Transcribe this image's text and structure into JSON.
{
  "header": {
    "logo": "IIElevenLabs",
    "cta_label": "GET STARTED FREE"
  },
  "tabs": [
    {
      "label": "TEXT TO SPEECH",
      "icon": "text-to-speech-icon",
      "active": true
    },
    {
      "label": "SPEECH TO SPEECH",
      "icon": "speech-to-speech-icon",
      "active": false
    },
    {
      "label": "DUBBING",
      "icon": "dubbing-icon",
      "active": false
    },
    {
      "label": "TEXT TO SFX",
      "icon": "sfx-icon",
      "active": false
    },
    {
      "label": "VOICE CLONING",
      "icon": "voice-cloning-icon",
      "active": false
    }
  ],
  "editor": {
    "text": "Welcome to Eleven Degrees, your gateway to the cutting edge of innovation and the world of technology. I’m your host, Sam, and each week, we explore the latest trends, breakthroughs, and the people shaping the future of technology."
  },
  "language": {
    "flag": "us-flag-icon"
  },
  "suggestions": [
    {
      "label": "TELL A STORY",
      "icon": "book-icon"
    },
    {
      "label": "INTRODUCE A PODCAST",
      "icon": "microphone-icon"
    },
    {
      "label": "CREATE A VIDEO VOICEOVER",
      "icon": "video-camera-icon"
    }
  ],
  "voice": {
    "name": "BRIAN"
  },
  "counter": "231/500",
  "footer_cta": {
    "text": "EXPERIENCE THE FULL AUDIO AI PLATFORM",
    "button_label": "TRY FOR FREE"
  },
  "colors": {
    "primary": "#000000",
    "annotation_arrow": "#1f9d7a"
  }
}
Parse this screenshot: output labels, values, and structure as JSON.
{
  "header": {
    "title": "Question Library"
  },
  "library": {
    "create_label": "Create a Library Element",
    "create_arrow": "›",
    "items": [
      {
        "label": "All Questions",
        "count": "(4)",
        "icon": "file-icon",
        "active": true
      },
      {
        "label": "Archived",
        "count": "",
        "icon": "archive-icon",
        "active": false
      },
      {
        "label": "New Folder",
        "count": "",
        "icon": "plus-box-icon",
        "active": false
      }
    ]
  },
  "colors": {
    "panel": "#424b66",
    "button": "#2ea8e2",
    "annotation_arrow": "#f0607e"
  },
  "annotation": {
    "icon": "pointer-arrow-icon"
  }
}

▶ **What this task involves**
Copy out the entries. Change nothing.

▶ **Solved exercise**
Transcribe this image's text and structure into JSON.
{
  "header": {
    "logo": "IIElevenLabs",
    "cta_label": "GET STARTED FREE"
  },
  "tabs": [
    {
      "label": "TEXT TO SPEECH",
      "icon": "text-to-speech-icon",
      "active": true
    },
    {
      "label": "SPEECH TO SPEECH",
      "icon": "speech-to-speech-icon",
      "active": false
    },
    {
      "label": "DUBBING",
      "icon": "dubbing-icon",
      "active": false
    },
    {
      "label": "TEXT TO SFX",
      "icon": "sfx-icon",
      "active": false
    },
    {
      "label": "VOICE CLONING",
      "icon": "voice-cloning-icon",
      "active": false
    }
  ],
  "editor": {
    "text": "Welcome to Eleven Degrees, your gateway to the cutting edge of innovation and the world of technology. I’m your host, Sam, and each week, we explore the latest trends, breakthroughs, and the people shaping the future of technology."
  },
  "language": {
    "flag": "us-flag-icon"
  },
  "suggestions": [
    {
      "label": "TELL A STORY",
      "icon": "book-icon"
    },
    {
      "label": "INTRODUCE A PODCAST",
      "icon": "microphone-icon"
    },
    {
      "label": "CREATE A VIDEO VOICEOVER",
      "icon": "video-camera-icon"
    }
  ],
  "voice": {
    "name": "BRIAN"
  },
  "counter": "231/500",
  "footer_cta": {
    "text": "EXPERIENCE THE FULL AUDIO AI PLATFORM",
    "button_label": "TRY FOR FREE"
  },
  "colors": {
    "primary": "#000000",
    "annotation_arrow": "#1f9d7a"
  }
}
Parse this screenshot: output labels, values, and structure as JSON.
{
  "header": {
    "title": "Question Library"
  },
  "library": {
    "create_label": "Create a Library Element",
    "create_arrow": "›",
    "items": [
      {
        "label": "All Questions",
        "count": "(4)",
        "icon": "file-icon",
        "active": true
      },
      {
        "label": "Archived",
        "count": "",
        "icon": "archive-icon",
        "active": false
      },
      {
        "label": "New Folder",
        "count": "",
        "icon": "plus-box-icon",
        "active": false
      }
    ]
  },
  "colors": {
    "panel": "#424b66",
    "button": "#2ea8e2",
    "annotation_arrow": "#f0607e"
  },
  "annotation": {
    "icon": "pointer-arrow-icon"
  }
}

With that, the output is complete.